Not to put too fine a point on it, but Bishop Monforton has resisted the kind of transparency about the finances that many think would be appropriate in the present situation.
And some with a more in-depth knowledge have told me that the Bishop’s claim that he took action immediately upon learning about the embezzlement isn’t exactly true.
And then, as if the hit of that financial scandal wasn’t enough, we endured a pandemic. Churches closed everywhere. Mass online became an acceptable replacement. Bishops, including Monforton, showed little hurry to prioritize the administering of the sacraments over avoiding lawsuits and/or bad PR from re-opening churches “too soon.”
The results have been predictably disastrous for society at large and for the Church. Dioceses all over have seen significant declines in Mass attendance as a consequence of the pandemic. In Steubenville, a community of lay faithful already reeling from the financial scandal was just hammered by the pandemic. Frankly, it’s a credit to the faith of this community that our decline wasn’t greater!
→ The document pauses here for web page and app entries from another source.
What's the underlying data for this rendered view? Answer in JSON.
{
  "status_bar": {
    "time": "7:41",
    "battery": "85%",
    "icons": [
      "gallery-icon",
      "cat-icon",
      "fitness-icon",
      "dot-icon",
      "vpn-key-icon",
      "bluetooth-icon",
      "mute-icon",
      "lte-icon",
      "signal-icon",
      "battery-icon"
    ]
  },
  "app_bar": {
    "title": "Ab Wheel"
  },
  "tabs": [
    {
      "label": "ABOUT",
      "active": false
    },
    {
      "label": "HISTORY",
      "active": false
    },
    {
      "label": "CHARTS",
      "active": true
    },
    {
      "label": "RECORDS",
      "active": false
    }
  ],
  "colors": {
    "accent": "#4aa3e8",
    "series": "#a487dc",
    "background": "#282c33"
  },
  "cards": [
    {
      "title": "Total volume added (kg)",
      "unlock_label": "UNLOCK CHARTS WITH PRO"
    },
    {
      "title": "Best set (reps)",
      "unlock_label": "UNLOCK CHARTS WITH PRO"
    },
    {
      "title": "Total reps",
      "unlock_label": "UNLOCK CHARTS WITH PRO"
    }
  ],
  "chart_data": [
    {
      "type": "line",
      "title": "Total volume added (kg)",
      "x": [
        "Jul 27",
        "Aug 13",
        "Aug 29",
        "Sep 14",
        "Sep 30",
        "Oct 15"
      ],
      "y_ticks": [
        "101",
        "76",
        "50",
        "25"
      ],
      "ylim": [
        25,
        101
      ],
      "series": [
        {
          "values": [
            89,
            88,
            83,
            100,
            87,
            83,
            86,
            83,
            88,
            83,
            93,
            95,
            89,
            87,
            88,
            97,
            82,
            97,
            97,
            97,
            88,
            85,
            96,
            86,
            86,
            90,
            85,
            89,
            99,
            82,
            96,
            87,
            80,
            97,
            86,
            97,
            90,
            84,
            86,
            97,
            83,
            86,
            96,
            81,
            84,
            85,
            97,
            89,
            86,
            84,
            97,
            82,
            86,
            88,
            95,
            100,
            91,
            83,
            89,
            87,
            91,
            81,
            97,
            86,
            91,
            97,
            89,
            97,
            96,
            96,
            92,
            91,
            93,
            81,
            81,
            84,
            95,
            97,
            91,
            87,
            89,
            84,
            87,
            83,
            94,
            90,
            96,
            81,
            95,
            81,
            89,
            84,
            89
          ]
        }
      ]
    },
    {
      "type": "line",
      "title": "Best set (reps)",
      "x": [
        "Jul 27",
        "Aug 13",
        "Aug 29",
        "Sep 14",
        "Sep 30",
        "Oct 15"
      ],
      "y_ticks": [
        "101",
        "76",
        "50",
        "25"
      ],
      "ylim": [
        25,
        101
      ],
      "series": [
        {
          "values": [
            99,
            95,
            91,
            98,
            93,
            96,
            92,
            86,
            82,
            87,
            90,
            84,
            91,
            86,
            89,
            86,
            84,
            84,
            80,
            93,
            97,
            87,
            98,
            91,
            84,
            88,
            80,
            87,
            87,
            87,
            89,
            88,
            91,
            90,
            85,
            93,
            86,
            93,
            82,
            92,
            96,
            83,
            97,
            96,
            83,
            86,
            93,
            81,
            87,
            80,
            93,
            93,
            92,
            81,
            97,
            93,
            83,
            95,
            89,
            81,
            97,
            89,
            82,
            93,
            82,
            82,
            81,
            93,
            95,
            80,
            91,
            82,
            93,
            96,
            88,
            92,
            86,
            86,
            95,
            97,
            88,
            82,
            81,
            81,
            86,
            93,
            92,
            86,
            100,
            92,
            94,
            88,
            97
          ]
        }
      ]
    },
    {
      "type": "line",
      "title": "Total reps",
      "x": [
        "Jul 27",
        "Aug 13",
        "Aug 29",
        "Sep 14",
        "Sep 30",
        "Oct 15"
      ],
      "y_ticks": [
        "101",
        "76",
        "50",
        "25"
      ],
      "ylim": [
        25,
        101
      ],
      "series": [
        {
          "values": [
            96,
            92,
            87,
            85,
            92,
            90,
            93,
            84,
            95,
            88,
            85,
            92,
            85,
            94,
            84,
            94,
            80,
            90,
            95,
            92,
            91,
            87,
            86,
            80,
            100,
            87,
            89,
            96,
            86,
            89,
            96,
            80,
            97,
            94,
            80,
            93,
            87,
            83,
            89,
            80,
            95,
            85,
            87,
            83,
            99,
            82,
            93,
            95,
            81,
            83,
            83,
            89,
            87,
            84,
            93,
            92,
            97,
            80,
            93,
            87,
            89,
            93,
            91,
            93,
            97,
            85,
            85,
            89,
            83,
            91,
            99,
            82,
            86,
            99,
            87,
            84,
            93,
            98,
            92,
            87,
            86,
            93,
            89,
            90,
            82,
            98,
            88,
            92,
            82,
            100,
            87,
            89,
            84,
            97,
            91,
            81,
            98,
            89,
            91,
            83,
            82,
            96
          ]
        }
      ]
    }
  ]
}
Now consider that during the same time frame considered — 2000 to present — the Diocese of Youngstown saw a 36 percent decline in Mass attendance, and the Diocese of Columbus a 23 percent decline. To repeat, Steubenville’s decline is 24 percent.
We’re only slightly worse than Columbus, and much better than Youngstown.
What this says to me is we have a tremendous opportunity. A hard-working and devoted shepherd could work with his pastors and lay faithful, including the students at Franciscan University who are on fire for the work of evangelization, to reverse these numbers.
This is why I started by say the claim is so puzzling. This claim basically says, “I found the work too hard and decided the most prudent course of action was to abandon it.”
But evangelization is the work of the Church. It was the specific charge given by Christ to the Apostles before he ascended and was hidden by a cloud. The bishop is the Apostle to this local Church. He is the chief teacher and evangelist of the diocese. Working to bring people back to Mass, to bring them to Christ is the bishop’s job.
In this diocese at present that has elements apart from sharing the Gospel, due to the financial scandal and the scandal of shutting down the churches for so long. But these MUST be overcome.
The bishop — frankly, this is true whether it’s Monforton or Fernandes — MUST work to restore trust. He must work to reignite a desire for the Eucharist. He must work to find and bring back the sheep who have strayed.
Our Mass attendance numbers don’t bespeak a dying Diocese, they bespeak a disillusioned flock that can be open to an invitation to return.
Which bishop is better-positioned to do that: a bishop in Steubenville, who is set aside for work with this part of the flock? Or a bishop in Columbus who has 23 counties already demanding his attention?
And then there’s the question of the priest shortage. Since a merger would necessarily mean fewer priests, and perhaps fewer parishes, in our area, Mass and confession and spiritual guidance would become even less common. How will that help with Mass attendance numbers?
I keep coming back to the thought that the only problem this merger would actually solve would be the cathedral question. Suddenly we’d have one.